*** Material supplied ***

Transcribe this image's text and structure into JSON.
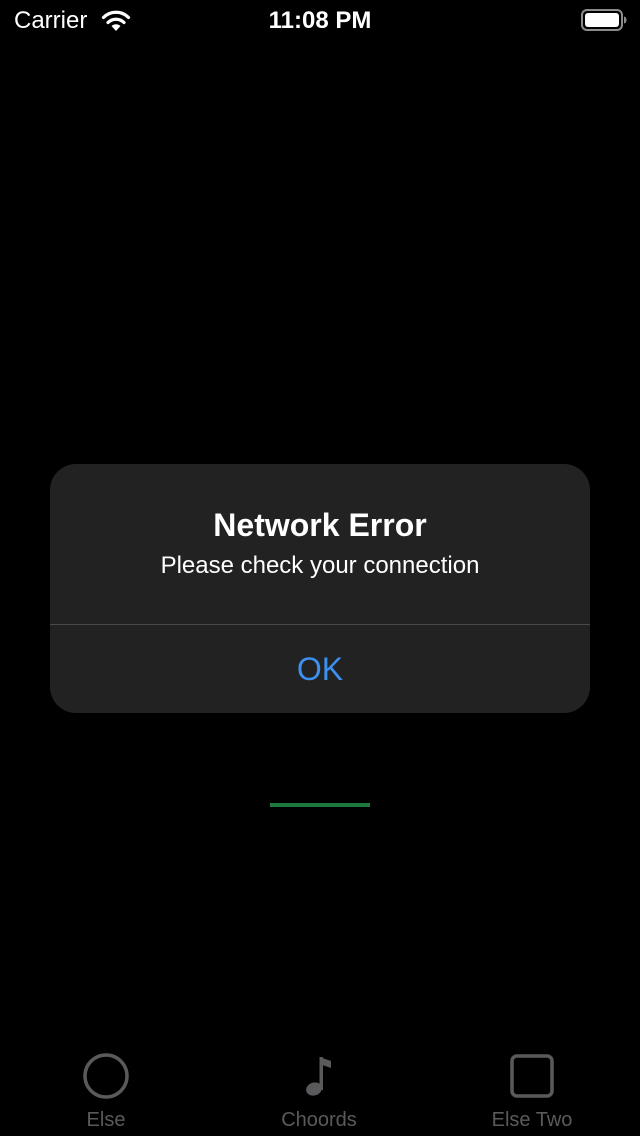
{
  "status_bar": {
    "carrier": "Carrier",
    "time": "11:08 PM",
    "wifi_icon": "wifi-icon",
    "battery_icon": "battery-icon"
  },
  "alert": {
    "title": "Network Error",
    "message": "Please check your connection",
    "ok_label": "OK",
    "button_color": "#3d8ff0"
  },
  "progress": {
    "color": "#1e7a3c"
  },
  "tab_bar": {
    "tabs": [
      {
        "label": "Else",
        "icon": "circle-icon"
      },
      {
        "label": "Choords",
        "icon": "music-note-icon"
      },
      {
        "label": "Else Two",
        "icon": "square-icon"
      }
    ],
    "inactive_color": "#5a5a5c"
  }
}
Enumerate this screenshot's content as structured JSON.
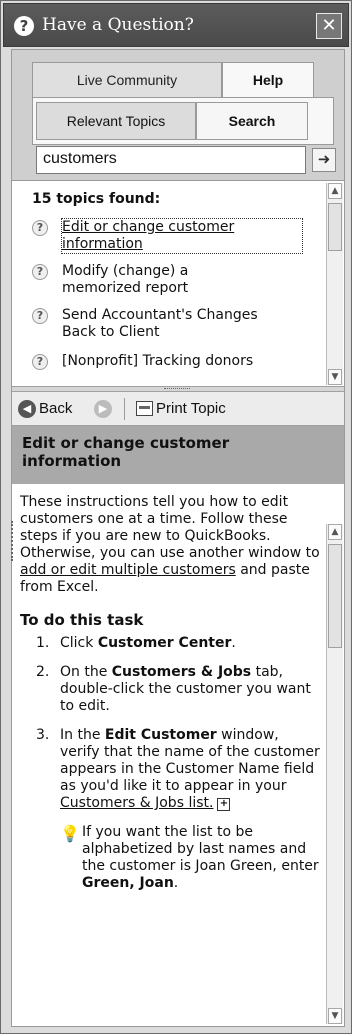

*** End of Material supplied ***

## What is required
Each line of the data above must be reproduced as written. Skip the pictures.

## Answer space
Transcribe this image's text and structure into JSON.
{
  "status_bar": {
    "carrier": "Carrier",
    "time": "11:08 PM",
    "wifi_icon": "wifi-icon",
    "battery_icon": "battery-icon"
  },
  "alert": {
    "title": "Network Error",
    "message": "Please check your connection",
    "ok_label": "OK",
    "button_color": "#3d8ff0"
  },
  "progress": {
    "color": "#1e7a3c"
  },
  "tab_bar": {
    "tabs": [
      {
        "label": "Else",
        "icon": "circle-icon"
      },
      {
        "label": "Choords",
        "icon": "music-note-icon"
      },
      {
        "label": "Else Two",
        "icon": "square-icon"
      }
    ],
    "inactive_color": "#5a5a5c"
  }
}
Enumerate this screenshot's content as structured JSON.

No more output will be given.